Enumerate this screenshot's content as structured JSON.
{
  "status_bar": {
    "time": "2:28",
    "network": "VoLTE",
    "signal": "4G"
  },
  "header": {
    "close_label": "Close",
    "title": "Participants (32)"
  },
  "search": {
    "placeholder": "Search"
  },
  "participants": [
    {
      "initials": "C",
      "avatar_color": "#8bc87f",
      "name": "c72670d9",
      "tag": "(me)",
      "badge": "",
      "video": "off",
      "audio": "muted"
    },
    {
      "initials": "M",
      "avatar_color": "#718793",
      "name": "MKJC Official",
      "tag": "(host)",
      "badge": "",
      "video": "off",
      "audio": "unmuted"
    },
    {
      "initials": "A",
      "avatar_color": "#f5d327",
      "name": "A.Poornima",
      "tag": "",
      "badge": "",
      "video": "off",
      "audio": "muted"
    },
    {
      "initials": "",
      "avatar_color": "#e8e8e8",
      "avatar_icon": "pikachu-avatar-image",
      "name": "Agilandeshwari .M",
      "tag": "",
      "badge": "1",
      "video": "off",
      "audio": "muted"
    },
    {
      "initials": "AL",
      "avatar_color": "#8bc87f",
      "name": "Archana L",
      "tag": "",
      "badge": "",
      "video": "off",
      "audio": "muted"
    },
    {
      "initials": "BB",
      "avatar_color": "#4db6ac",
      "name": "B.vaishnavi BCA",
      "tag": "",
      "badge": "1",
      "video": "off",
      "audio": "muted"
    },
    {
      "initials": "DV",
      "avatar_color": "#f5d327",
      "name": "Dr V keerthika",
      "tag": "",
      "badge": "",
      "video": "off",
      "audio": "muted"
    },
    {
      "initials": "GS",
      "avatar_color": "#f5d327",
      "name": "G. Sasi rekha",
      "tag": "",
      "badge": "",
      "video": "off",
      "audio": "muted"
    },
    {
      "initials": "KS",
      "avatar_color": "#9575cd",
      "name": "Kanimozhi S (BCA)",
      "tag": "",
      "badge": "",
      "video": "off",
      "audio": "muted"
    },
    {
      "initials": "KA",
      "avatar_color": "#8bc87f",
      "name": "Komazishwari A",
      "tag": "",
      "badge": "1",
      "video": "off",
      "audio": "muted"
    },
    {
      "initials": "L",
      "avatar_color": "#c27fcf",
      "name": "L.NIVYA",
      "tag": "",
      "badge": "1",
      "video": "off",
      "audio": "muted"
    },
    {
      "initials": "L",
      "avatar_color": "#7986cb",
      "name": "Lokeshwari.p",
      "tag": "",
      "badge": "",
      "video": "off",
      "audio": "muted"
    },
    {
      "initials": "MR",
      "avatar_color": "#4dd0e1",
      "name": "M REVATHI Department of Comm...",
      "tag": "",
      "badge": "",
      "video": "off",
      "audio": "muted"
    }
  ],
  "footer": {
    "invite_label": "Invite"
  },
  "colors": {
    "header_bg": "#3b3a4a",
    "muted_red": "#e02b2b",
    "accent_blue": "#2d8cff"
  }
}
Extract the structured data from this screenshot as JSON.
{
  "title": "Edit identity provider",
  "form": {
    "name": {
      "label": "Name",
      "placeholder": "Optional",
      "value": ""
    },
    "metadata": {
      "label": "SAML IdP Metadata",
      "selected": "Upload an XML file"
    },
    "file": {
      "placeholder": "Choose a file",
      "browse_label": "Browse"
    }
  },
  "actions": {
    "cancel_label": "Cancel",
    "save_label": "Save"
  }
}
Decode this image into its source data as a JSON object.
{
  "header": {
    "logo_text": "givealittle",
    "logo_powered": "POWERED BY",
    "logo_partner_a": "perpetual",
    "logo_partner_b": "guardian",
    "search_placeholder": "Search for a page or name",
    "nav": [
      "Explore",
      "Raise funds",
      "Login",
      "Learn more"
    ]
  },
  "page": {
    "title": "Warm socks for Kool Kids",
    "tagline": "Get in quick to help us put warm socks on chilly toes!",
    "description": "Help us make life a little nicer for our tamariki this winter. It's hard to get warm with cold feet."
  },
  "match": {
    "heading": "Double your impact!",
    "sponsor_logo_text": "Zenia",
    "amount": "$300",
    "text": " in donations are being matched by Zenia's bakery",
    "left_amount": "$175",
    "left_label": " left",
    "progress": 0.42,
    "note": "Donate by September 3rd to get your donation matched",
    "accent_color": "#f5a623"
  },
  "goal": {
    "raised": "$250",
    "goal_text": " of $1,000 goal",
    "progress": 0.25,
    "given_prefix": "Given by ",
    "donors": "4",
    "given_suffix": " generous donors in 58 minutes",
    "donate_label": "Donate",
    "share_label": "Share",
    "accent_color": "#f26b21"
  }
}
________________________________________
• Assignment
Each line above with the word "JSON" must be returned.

• Reply
Enumerate this screenshot's content as structured JSON.
Extract the structured data from this screenshot as JSON.
Decode this image into its source data as a JSON object.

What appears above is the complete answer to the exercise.